Design Approach, Inspection For Manhole Rehabilitation Technologies

3nd In A 3-Part Series
By Gerhard “Gerry” P. Muenchmeyer, P.E., NASSCO Technical Director | November 2011, Vol. 66 No. 11

So what formula should be used? Should it be the formula contained in the ASTM F1216 Appendices that is typically used for pipe liner design? Or should the formula be specific to manholes and incorporate the compressive strength of the material to calculate the buckling load and thereby determine the required wall thickness of the new product? When installed, the new product should be equal to the full loading characteristic provided by the existing manhole. In either event, the formula should be standardized for the industry and require the same criteria for all coating and lining technologies.

To further explore this topic, Underground Construction sought input from a municipal manager, product manufacturer and a consulting engineer for their responses to several questions.

The participants included:

Edward Carpenetti, P.E., P.G., principal civil engineer, Infrastructure Systems Group, Sewer Rehab Unit, Washington State Suburban Sanitary Commission. The commission allows installation of product approved by its Material Evaluation Committee.

Chip Johnson, P.E.
director, business development, Sprayroq Inc., manufacturer of structural and corrosion barrier products SprayShield Green 1 and SprayShield Green 2 (elastomeric corrosion barrier products).

Ed Kampbell, P.E.
pipeline rehabilitation technologies specialist, Jason Consultants, a consulting engineering company that performs technical reviews and advises clients on alternatives that are appropriate for projects.

What is your definition of full structural rehabilitation, and what is the role of the existing manhole to continue functioning as the structural component after rehabilitation?

Carpenetti: “Full structural rehabilitation is a stand-alone product that does not depend upon the original structure for strength or function. The structural repair should be able to function even if the original structure crumbles.”

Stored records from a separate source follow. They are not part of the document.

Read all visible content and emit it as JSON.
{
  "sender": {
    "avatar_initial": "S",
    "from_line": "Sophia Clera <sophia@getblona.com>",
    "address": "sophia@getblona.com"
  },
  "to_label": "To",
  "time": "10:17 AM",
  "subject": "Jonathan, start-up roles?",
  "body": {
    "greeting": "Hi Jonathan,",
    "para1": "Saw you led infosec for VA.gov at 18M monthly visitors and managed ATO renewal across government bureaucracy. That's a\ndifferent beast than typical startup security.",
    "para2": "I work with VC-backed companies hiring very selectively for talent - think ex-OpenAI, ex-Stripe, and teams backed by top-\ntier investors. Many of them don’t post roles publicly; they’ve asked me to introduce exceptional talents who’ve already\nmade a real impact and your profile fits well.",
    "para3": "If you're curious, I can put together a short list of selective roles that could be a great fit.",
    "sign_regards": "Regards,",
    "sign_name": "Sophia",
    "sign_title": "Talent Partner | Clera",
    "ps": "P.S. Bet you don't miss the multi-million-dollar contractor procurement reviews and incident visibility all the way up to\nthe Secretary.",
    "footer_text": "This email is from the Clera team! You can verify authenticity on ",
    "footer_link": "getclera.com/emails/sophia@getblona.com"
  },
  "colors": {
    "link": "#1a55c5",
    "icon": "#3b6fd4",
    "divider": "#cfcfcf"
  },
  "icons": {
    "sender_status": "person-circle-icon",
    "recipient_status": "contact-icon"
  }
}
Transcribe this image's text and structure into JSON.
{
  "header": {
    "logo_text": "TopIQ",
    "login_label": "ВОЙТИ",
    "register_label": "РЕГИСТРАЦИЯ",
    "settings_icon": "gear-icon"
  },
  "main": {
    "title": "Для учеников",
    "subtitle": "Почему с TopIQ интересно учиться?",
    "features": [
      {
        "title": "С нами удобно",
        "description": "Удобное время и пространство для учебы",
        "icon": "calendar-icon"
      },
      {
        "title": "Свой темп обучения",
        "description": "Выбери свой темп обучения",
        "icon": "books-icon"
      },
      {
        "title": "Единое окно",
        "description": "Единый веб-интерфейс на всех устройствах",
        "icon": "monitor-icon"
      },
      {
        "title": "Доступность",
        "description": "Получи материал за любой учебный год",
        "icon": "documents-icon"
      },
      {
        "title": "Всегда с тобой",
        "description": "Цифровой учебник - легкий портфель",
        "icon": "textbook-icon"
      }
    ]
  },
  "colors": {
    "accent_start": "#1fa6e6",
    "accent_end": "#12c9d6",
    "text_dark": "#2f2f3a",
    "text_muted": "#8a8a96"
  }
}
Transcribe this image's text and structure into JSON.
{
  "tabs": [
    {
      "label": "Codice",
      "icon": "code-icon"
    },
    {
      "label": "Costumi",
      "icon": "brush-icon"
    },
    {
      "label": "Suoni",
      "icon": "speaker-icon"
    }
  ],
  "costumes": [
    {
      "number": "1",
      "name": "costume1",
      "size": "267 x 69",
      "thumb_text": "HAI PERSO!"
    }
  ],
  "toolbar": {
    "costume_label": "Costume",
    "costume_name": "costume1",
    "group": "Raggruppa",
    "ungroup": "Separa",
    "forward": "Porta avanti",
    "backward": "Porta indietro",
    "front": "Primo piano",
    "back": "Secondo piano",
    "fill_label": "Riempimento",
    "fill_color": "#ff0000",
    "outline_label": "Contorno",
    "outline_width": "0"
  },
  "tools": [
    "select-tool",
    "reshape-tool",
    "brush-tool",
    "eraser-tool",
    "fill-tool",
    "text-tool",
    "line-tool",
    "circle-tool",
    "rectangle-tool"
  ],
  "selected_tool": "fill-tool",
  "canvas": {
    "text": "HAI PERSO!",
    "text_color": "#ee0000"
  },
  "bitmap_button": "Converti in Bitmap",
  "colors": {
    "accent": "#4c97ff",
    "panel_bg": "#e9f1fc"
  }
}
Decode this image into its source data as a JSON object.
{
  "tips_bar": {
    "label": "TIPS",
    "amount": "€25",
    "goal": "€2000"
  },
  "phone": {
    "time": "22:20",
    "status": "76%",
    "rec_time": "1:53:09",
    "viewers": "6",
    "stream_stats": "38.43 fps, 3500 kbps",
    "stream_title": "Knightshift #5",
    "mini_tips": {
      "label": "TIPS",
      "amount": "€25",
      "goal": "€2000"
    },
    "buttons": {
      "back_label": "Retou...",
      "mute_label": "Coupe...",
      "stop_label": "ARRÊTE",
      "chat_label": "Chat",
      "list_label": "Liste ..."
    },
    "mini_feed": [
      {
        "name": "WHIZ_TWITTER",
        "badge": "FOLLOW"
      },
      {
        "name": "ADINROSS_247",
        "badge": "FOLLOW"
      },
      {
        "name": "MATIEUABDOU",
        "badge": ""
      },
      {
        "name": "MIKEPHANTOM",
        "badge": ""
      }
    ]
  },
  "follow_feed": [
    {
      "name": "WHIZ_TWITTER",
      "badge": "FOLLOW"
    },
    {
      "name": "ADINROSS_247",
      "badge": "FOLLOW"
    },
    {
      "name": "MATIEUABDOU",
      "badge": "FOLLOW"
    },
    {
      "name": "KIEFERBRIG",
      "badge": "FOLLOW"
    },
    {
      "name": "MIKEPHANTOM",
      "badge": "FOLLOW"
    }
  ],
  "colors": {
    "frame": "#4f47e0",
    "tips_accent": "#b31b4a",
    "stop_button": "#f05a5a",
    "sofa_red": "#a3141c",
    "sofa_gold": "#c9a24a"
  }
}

Johnson: “The existing manhole essentially acts as a ‘form’ for the installation with partially deteriorated structures handling the forces generated by the hydrostatic head and from the static water table and those fully deteriorated structures requiring that the installed technology will withstand all live and dead loads that are acting on the rehabilitated structure. Any reinforcement from the existing structure offers additional strength in the finished rehab installation, but is not dependent on that.”